There are a lot of 11-year-old girl heroes with pluck and wit, but Alan Bradley’s Flavia de Luce stands out. While she is superlative in many ways, her vulnerabilities are of as much value to the plot, and none of it feels contrived; which is key, isn’t it? Even if Flavia survives the latest murder-mystery, she might not emotionally. And that is what a Flavia de Luce novel is about: her character, not just the corpse she inevitably stumbles upon.
Was my life always to be like this? I wondered. Was it going to go, forever, in an instant, from sunshine to shadow? From pandemonium to loneliness? From fierce anger to a fiercer kind of love? (292)
I Am Half-Sick of Shadows is book 4 in this delectable series about a young girl in 1950 England with a gift for chemistry, and poisons in particular. Since book one, she has discovered an interest in sleuthing as well. Like all the previous books, murder comes to Bishop’s Lacey even as Flavia’s familial dramas continue their own shadowy descent.
It’s Christmastime, and the precocious Flavia de Luce—an eleven-year-old sleuth with a passion for chemistry and a penchant for crime-solving—is tucked away in her laboratory, whipping up a concoction to ensnare Saint Nick. But she is soon distracted when a film crew arrives at Buckshaw, the de Luces’ decaying English estate, to shoot a movie starring the famed Phyllis Wyvern. Amid a raging blizzard, the entire village of Bishop’s Lacey gathers at Buckshaw to watch Wyvern perform, yet nobody is prepared for the evening’s shocking conclusion: a body found, past midnight, strangled to death with a length of film. But who among the assembled guests would stage such a chilling scene? As the storm worsens and the list of suspects grows, Flavia must use every ounce of sly wit at her disposal to ferret out a killer hidden in plain sight. ~publisher’s comments.
[Yes, Agatha Christie’s name surfaces within the pages and not just the mind.] The part not to be lost in the above synopsis is Flavia’s dastardly plan to ensnare Father Christmas. It isn’t just a cute aside, because really, it is one remnant of childhood she really needs.
Would chemistry put paid to Christmas? Or would I, tomorrow morning, find a fat, infuriated elf caught fast and cursing among the chimney pots?
I must admit that part of me was hoping for the legend.
There were times when I felt as if I were standing astride a cold ocean–one foot in the New World and one foot in the Old. As they drifted relentlessly apart, I was in danger of being torn up the middle. (163)
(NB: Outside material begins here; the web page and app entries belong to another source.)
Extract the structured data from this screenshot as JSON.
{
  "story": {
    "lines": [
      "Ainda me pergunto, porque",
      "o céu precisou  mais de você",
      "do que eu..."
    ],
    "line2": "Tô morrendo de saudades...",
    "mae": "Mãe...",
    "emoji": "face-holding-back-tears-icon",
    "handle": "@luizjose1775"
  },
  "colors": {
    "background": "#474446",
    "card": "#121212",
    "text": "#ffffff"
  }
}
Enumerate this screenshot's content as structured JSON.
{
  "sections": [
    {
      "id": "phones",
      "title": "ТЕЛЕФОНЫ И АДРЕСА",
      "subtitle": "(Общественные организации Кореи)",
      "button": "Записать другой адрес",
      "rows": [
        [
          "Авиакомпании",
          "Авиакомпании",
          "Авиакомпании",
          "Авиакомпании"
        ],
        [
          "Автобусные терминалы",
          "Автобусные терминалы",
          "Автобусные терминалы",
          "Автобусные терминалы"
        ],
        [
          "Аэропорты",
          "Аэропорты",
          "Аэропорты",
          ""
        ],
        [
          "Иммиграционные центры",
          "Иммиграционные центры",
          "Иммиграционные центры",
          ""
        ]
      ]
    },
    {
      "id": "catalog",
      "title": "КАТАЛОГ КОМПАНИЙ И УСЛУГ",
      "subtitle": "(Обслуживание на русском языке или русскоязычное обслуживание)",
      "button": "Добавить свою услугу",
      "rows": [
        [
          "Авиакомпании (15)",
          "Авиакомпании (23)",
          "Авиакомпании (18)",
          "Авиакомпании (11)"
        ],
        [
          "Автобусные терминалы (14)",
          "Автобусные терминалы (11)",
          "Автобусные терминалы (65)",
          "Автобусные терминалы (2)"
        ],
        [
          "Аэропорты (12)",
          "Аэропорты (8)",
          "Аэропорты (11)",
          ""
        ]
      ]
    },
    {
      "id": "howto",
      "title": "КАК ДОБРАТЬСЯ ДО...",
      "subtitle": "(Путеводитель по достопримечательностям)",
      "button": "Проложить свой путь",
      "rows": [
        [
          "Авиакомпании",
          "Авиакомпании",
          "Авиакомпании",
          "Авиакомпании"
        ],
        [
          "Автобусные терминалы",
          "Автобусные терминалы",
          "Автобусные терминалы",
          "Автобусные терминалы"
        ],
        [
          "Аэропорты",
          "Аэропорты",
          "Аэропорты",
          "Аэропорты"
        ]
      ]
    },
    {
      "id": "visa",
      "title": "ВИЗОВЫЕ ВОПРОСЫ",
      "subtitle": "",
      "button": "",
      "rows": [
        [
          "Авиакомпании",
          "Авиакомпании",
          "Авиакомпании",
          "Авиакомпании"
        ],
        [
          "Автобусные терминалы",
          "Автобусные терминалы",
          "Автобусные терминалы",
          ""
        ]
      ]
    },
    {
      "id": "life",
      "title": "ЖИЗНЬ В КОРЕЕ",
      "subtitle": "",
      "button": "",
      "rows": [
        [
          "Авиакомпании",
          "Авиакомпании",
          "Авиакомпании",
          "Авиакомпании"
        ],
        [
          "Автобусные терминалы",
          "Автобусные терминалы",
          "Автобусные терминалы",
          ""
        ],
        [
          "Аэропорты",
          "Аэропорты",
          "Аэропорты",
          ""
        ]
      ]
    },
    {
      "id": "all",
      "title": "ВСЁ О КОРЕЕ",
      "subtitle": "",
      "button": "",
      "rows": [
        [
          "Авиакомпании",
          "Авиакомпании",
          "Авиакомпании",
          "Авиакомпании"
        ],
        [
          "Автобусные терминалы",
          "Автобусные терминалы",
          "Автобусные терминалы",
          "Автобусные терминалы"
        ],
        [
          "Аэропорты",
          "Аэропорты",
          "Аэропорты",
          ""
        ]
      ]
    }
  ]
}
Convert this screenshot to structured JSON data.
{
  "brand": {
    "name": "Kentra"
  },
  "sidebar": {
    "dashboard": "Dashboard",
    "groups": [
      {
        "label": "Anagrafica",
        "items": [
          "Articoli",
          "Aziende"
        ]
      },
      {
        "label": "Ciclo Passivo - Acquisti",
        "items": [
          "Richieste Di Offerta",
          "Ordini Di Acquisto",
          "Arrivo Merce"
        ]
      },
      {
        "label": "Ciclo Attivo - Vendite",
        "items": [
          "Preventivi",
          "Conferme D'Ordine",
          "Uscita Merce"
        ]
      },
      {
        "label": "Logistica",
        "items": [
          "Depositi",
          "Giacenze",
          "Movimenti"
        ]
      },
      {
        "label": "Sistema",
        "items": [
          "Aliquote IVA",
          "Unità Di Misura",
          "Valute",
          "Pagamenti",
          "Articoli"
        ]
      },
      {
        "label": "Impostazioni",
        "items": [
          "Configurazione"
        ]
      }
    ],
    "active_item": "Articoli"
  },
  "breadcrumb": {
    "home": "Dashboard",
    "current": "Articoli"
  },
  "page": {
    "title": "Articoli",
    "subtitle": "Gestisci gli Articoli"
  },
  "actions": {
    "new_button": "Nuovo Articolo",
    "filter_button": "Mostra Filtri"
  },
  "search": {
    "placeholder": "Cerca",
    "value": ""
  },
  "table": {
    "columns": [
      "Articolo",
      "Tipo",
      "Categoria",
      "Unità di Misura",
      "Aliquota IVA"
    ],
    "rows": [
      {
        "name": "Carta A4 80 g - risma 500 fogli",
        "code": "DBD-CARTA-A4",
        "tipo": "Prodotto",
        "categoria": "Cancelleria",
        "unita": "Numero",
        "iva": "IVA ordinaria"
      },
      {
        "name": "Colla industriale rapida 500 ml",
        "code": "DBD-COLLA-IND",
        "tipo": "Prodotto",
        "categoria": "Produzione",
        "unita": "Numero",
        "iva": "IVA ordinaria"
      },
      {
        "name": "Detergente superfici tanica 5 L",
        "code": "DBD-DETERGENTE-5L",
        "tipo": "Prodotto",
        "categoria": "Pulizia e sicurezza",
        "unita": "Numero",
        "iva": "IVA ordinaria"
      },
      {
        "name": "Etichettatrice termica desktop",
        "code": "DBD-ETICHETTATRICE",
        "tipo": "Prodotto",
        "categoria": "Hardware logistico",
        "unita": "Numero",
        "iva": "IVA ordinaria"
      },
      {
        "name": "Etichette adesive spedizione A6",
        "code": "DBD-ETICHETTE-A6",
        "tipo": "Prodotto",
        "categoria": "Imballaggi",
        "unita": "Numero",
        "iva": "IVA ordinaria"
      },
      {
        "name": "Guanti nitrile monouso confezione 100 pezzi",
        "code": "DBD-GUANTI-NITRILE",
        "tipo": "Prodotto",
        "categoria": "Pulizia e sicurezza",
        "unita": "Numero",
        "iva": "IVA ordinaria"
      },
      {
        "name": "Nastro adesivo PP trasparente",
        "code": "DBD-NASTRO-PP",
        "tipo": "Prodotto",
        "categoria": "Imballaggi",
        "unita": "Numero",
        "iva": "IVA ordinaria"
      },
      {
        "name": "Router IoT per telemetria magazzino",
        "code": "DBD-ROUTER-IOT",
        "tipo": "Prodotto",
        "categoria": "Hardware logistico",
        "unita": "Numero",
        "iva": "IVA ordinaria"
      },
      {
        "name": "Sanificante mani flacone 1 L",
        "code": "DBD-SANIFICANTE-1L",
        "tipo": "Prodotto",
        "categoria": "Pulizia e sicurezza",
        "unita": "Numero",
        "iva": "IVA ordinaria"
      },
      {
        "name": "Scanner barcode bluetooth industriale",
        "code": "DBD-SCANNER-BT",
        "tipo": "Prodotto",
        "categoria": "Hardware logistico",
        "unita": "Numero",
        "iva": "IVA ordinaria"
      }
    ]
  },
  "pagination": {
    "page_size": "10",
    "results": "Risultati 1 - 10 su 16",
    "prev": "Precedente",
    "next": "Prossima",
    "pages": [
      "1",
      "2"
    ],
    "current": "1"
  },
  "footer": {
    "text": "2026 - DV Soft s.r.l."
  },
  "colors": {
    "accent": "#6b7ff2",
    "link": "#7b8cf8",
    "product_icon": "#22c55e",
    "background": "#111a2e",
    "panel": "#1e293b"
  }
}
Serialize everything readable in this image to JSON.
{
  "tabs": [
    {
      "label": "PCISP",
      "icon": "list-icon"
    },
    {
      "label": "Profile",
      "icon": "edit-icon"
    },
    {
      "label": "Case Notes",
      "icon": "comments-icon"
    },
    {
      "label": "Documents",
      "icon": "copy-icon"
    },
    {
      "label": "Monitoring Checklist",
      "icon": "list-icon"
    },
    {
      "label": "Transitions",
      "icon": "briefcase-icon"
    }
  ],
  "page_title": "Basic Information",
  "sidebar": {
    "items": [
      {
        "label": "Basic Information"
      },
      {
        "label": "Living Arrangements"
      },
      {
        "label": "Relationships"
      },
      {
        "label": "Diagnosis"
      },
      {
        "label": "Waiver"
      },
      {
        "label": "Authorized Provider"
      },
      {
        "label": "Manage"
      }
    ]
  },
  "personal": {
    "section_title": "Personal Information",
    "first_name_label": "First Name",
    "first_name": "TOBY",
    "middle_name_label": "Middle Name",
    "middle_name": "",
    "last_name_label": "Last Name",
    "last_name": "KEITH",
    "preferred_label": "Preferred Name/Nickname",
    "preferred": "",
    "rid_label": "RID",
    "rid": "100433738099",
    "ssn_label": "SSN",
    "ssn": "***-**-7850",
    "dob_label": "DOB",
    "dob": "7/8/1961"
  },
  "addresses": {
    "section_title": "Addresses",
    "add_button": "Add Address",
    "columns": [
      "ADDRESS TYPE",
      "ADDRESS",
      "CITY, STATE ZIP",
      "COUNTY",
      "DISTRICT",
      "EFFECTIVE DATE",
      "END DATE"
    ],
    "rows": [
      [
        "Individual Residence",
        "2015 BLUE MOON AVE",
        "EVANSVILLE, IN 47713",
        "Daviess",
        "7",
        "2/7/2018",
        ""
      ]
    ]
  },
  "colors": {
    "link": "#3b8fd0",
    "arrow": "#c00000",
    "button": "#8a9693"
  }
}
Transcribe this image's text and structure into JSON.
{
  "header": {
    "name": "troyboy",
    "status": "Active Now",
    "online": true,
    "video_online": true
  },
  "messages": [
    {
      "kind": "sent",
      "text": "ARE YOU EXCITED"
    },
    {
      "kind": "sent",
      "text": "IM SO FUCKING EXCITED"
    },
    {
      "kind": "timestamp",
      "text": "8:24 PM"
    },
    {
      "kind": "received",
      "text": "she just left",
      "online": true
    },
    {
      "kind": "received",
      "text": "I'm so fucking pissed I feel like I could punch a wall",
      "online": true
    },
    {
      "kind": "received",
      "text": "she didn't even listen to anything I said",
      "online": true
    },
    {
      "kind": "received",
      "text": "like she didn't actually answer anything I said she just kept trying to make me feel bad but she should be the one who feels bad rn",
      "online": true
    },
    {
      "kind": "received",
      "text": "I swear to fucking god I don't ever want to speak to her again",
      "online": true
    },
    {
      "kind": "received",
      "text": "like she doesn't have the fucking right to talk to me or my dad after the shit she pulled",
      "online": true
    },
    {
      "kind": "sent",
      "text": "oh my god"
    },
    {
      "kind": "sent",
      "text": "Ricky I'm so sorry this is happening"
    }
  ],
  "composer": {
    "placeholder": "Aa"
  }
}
Bradley is keen on placing Flavia in that tenuous spot between childhood and greater sophistication. He chose a perfect age. Flavia is both capable of both absolute genius and absolute ignorance. Those walls that come up in trying to decipher adult dynamics (read sexual relationships) are ever amusing. What is less amusing is how deft she is at a crime scene and in a laboratory while yet still remaining such a vulnerable figure. She hasn’t a mother, and her father is always just out of reach. Her two older sisters are a source of torment–really, it is painful. I am glad she has Dogger, the servant and friend of her father’s, because she really does need some adult to care for her, and for whom she could show care in return. And not only because she is 11 and human, but because she is becoming worn.
[After placing dry paper too close to the bulb for better light, and after catching her shoes on fire stomping out flames in the cupboard beneath the stairs:]
I was pulling on my singed sweater and scraping the toes of my smoking shoes on the floorboards when the kitchen door opened and Dogger appeared.
He looked at me closely without saying a word.
“Unforeseen chemical reaction,” I said. (228)
Dogger rarely says a word. And he has remained a bit of a mystery. We learn more in book 4; that is, more clues come to light. The relationships between many a person are given greater lighting–and in turn, greater shadow. Mysteries abide. Just who is Dogger, really? How is it the Vicar and the Colonel are friends? A key one: Why do Flavia’s sister’s hater her so vehemently, and how far with their warfare extend?
of note: I must audibly sigh over the Dogger/Flavia dynamics as well as Flavia/Inspector Hewitt. The very particular word choices that relay Flavia’s sense of the macabre continually delight. And her geeking out over chemistry?–so lovely. Her struggle with her father and her sisters also continues to wound. I really, really love what Bradley does in his Flavia books.
Carl V. at “Stainless Steel Droppings” has excellent reviews of books 1-3, and will have 4, not doubt. Use the “search” box, and go ahead and use a “subscribe” prompt while you are at it.
a sweet, very brief interview via Book Page